===== Data

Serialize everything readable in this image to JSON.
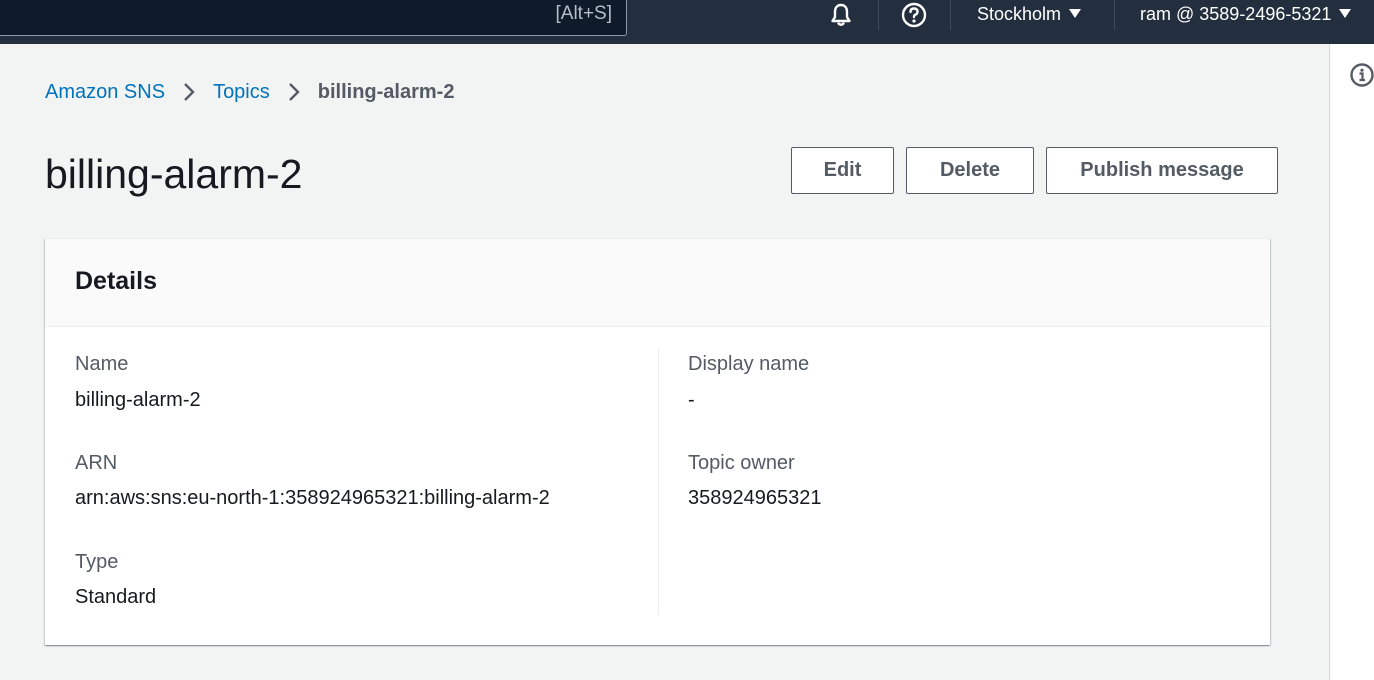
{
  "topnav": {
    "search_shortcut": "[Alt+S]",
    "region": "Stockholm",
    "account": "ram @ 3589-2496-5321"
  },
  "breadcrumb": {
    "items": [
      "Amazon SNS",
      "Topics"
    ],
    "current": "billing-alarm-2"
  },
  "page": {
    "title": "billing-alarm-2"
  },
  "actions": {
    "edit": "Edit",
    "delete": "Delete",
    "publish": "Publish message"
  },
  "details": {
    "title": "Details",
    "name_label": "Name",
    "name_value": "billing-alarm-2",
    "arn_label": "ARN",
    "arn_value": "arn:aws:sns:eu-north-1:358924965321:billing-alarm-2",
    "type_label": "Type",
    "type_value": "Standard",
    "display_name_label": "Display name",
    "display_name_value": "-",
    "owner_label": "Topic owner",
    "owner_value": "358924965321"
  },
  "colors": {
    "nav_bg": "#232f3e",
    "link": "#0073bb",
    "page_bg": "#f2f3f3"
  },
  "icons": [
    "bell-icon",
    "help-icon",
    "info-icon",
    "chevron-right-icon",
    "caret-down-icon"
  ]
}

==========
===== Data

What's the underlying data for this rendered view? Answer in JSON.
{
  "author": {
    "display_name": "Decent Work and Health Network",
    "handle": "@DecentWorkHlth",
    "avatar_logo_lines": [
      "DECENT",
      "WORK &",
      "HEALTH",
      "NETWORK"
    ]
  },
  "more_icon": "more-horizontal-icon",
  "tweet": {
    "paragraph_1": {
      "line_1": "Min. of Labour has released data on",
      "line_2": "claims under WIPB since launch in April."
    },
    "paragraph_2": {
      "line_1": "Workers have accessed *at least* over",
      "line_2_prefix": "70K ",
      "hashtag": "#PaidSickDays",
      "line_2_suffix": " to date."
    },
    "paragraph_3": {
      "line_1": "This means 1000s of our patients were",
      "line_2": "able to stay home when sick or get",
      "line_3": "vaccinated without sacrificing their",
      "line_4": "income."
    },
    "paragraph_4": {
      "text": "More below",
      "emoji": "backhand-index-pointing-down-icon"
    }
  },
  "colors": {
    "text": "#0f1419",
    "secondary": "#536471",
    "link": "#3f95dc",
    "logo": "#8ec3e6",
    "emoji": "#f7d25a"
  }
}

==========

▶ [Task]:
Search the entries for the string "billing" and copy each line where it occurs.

▶ [Your response]:
    "current": "billing-alarm-2"
    "title": "billing-alarm-2"
    "name_value": "billing-alarm-2",
    "arn_value": "arn:aws:sns:eu-north-1:358924965321:billing-alarm-2",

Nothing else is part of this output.